Those in the political arena also have honest concerns about the PolitiFact model – that some assertions aren’t black-and-white, and that candidates should not be held accountable if they cite an errant figure in off-the-cuff remarks. (PolitiFact says it only tackles statements made multiple times.) And it’s hard to judge whether the site is having any impact on the actual actions of candidates and campaigns.

Still, there’s no doubt PolitiFact’s impact is being felt after only three months on the scene. It will be interesting to see how it develops over time.

On tax cuts, let’s clarify one for the Gipper

September 5th, 2010 at 2:50 pm by under General Talk

PolitiFact Rhode Island has an item up about congressional candidate and state Rep. John Loughlin’s statement about President Reagan’s 1981 tax cut and the nation’s subsequent economic growth, judging the statement “barely true.”

PolitiFact does a decent job, but the explanation of tax policy during the Reagan years is a bit more muddled than it needs to be.

Luckily, Bruce Bartlett – the dissident Republican economist who served as a senior policy analyst in the Reagan White House – recently reproduced this handy chart showing all the tax cuts and tax increases Reagan signed into law during his two terms from 1981 to 1989. (The information came from the first President Bush’s 1990 budget.)
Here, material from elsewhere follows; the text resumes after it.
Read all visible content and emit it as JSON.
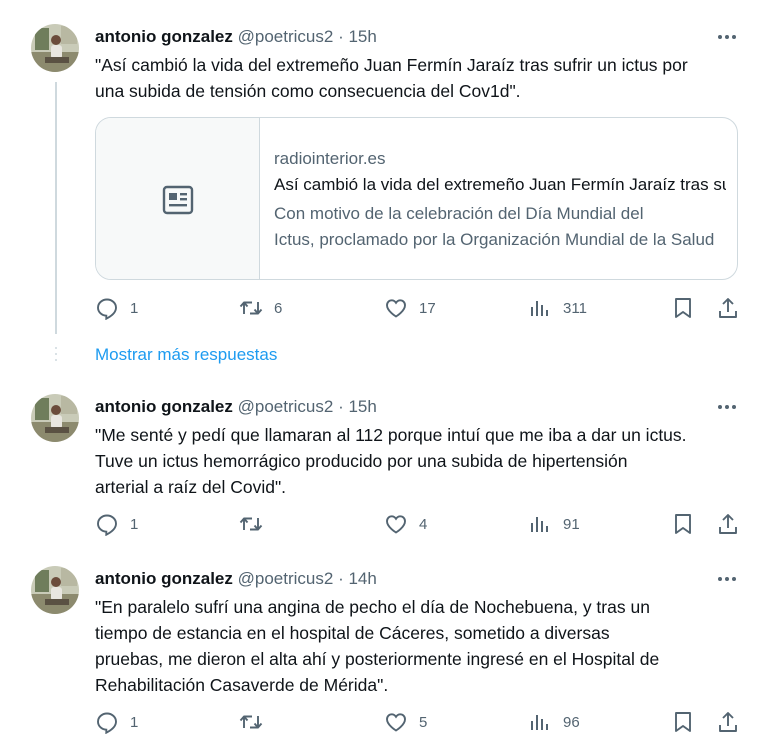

Basically, by 1988 the 15 tax laws signed by Reagan had reduced federal taxes by $275.3 billion on the one hand and raised them by $132.7 billion on the other – so combined, Reagan cut taxes by a net $142.6 billion.

In practice, that undid 46% of the original 1981 tax cut to which Loughlin referred. Still, a $142.6 billion reduction in federal taxation was nothing to sneeze it, regardless of how it stacked up compared with Reagan’s initial program. Among other things, the 1981 law lowered the top marginal income tax rate from 70% to 50%.

Later, PolitiFact notes that the country fell into a deep recession “immediately after the 1981 [tax] cuts.”

True, but that’s a bit like saying the country went to war in Afghanistan after a series of shark attacks – it’s not factually incorrect, but it leaves out a key piece of information. In this case, Federal Reserve Chairman Paul Volcker raised interest rates to a jaw-dropping 20% in June 1981 (compared with less than 0.25% currently), plunging the country into a painful recession that lasted from July 1981 to November 1982. After Volcker lowered rates again, the U.S. economy grew for almost eight straight years. (In fairness, PolitiFact alludes to this later on.)

Here’s a chart showing the annual percentage change in U.S. GDP from the start of the Eisenhower administration, in 1953, through the end of the first Bush administration, in early 1993. You can see Volcker’s monetary policy helped cause the sharpest contraction in GDP, and then one of the strongest rebounds, seen during the Cold War era:

Also, the chart shows economic growth was quite strong and sustained (though not “exponential”) after the other reduction mentioned by Loughlin, the Kennedy/Johnson tax cut enacted in 1964, though once again correlation does not mean causation. (Notably, Loughlin’s ad does not mention the tax cuts he might actually vote on if elected to Congress in November – the two rounds signed into law by the second President Bush in 2001 and 2003 that are soon to expire.)

(image credits: Ronald Reagan Presidential Library, St. Louis Fed)